M V Ramana in his book The Power of Promise: Examining Nuclear Energy in India says that some nuclear projects in India have come close to ”disaster.” ….The fact that there is no clear record on accidents or potential disasters at India’s nuclear power plants raises important questions about the transparency of information on the issue.
The IAEA stresses the need for independence for regulatory bodies such as those in Australia, Canada, France, Pakistan and the US . India needs to bring its nuclear control agency AERB on par with those of other nuclear powers in order to lessen its nuclear safety risks.
In contrast the odds of security breakdowns in Pakistan are very low if the current realities of security are assessed. Pakistani military strategy is to deny outsiders opportunities to gain illicit access to nuclear weapons. Materials processing and weapons production facilities are at sites under strict government control, nuclear material is stored apart from the weapons themselves. Warheads are stored separately from delivery systems, equipped with permissive action links (PALs), which require the entry of a code in the lock device before the weapon can explode. There is a two-man rule to authenticate the codes that call for the release of the weapons. These authentication processes are standard in advanced nuclear-weapon states. Strict secrecy is maintained about the location of storage sites and transportation and deployment of weapons is clandestine, not in convoys that have visible security.
There is less visible sign of movement and theft or attack chances are greatly reduced in transit, which is usually the most vulnerable area. The nuclear control authority NCA has three-tiers, Employment Control Committee and Developmental Control Committee, constituting one tier, Strategic Plans Division (SPD) another tier and the three services’ strategic forces the final tier. The IAEA chief expressed confidence in the safety of Pakistan’s nuclear assets while visiting the Chashma nuclear plant in March this year.
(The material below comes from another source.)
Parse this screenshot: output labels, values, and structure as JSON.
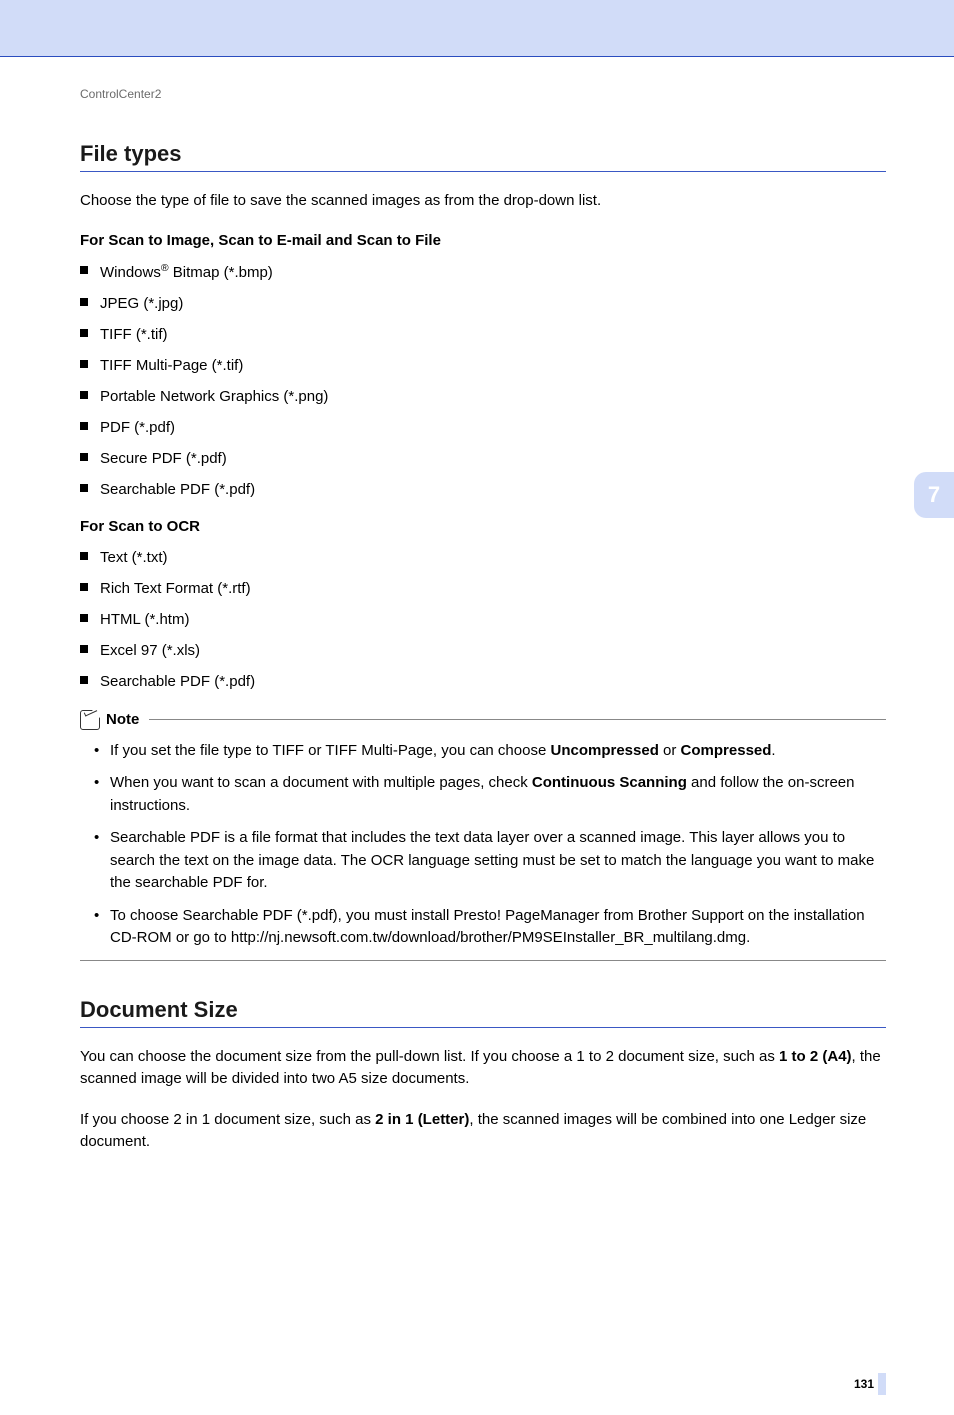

Pakistan’s civil nuclear program is run under the rules and regulations of IAEA. Pakistan did more since 2012 to increase protection of its atomic-bomb fuel than any other nuclear-armed country, a US study released this year on worldwide nuclear material security described Pakistan as the ’most improved’ country among nine nuclear-armed states, securing its nuclear materials much better than India. Then there is the Nuclear Security Action Plan prepared by Pakistan’s Nuclear Regulatory Authority. PNRA is Pakistan’s nuclear watchdog working in collaboration with the International Atomic Energy Agency. IAEA has declared NSAP a model for other nations.
Pakistan has also established a Centre of Excellence offering intense specialized courses in nuclear security, physical protection and personnel reliability. ’We are ready to share our best practices and training facilities with other interested states in the region and beyond.’ said Pakistani Prime Minister at the Nuclear Security Summit at the Hague.